Dr Kooner has been performing this procedure at St Vincent’s Private Hospital for approximately eight years.  He has the largest experience in this area in NSW and has presented this data at the Australasian Urological Society Meeting in 2005.  The Holmium laser does take slightly longer to perform than a standard trans-urethral resection of the prostate and it is more capital intensive.  St Vincent’s Private Hospital have fortunately supported this technology introduced by Dr Kooner to the hospital and they have purchased the Holmium laser enabling patients to benefit from this new technology.  The catheterisation time is usually 24 hours and patients normally require two nights in hospital.  This can be reduced to an overnight stay in certain cases.  As opposed to other laser treatments it is applicable for use on all prostate sizes.  Holmium enucleation requires significant technical skill to obtain excellent results.  It is more demanding than other forms of laser treatment.  This, and the capital cost of the laser machine is the reason that it is not offered by many surgeons but it has been consistently shown to be superior to a TURP. 
For further information holmiumforbph.com.   

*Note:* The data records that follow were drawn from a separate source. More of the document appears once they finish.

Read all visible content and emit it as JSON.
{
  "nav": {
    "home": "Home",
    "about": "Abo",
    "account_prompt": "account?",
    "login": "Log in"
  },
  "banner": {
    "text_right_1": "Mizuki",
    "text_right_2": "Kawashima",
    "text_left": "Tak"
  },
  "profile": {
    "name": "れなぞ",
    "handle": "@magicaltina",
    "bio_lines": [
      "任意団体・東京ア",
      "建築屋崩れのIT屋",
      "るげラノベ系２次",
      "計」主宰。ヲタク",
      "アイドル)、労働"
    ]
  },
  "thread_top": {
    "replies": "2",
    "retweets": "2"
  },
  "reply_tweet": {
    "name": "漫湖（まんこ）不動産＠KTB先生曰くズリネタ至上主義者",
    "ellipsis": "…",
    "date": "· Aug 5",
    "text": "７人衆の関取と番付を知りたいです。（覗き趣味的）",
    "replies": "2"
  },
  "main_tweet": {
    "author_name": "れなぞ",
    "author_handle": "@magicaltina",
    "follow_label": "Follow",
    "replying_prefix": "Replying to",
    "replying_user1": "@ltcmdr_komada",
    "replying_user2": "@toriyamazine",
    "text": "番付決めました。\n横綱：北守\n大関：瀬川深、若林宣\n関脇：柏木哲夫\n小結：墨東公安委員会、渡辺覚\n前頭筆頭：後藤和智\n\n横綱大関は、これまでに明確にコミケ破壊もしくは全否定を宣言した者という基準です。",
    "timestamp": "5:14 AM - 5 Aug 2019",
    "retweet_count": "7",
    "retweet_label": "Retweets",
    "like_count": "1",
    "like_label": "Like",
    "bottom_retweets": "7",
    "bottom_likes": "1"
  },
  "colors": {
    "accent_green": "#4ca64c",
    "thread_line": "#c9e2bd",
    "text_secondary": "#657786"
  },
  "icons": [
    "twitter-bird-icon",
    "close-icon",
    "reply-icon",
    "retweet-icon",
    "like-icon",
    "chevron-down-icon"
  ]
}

Greenlight Laser is a new side firing laser treatment which has recently been introduced to St Vincent’s Private Hospital.  It involves the laser being fired from the side of the laser fibre to vaporize prostate tissue.  Lasers such as these were initially used for prostate surgery approximately ten to fifteen years ago although the new Greenlight Laser has a different wavelength that allows more efficient vaporization of tissue.  There is minimal bleeding with this procedure and it is ideal for small prostates as a limited amount of tissue can be vaporized.  As tissue vaporizes no tissue is retrieved for histopathology.  As this is a relatively new technique long term data is not available although initial results are encouraging.   It is relatively easy to learn and perform unlike holmium enucleation. 
For further information www.laserscope.com

The Successful Application of the Holmium Laser for
Urological Procedures

Raji Kooner. St Vincent's Hospital, Darlinghurst, Sydney.

Introduction:  The Holmium laser, with its coagulative and cutting qualities, has uses in a variety of urological procedures.

Aim: To assess the use and success of the Holmium laser at a single institution by one surgeon.

Method: Data prospectively collected from Aug 1999 to Aug 2004. All laser cases were logged. The rate and energy were individualised to each case.

Results: 145 laser prostate treatments were performed. These required no transfusions, and incurred no secondary bleeds, TUR syndrome or incontinence. There were 2 bladder neck contractures and 2 cases of prolonged urgency. Anticoagulated patients were included.

The Holmium laser was also applied in 182 cases of ureteroscopy and pyeloscopy for the fragmentation and total removal of both ureteric and renal stones (in cases unsuitable for ESWL, cysteine stones, coagulopathy, solitary kidneys and large uric acid stones). There were no ureteric injuries or conversions to open operations in all 182 cases. Two failures were managed with laparoscopic removal of the stone and removal via partial nephrectomy respectively.

11 patients underwent vaporisation for large bladder stones.

13 cases of PUJ obstruction and 7 ureteric and anastomotic strictures( ureteric reimplantation-2, ileal conduit-2, neobladder-1, ureteric stricture-2) were performed. The Holmium laser was further applied in 2 bladder tumours (in frail patients utilizing flexible cystoscope), 3 anticoagulated patients with urethral strictures, 3 ureteric tumours, 1 case of penile warts, 1 partial nephrectomy and 1 encrusted urethral stent.

Conclusion: The Holmium laser can be used successfully in a variety of conditions. It is a precise and versatile urological tool that provides excellent haemostasis rendering it especially useful in anticoagulated patients. Patients with BPH, ureteric and renal stones should be offered this option. The Holmium laser is also ideal for ureteric anastomotic or congenital strictures and has new use in the treatment of large bladder stones.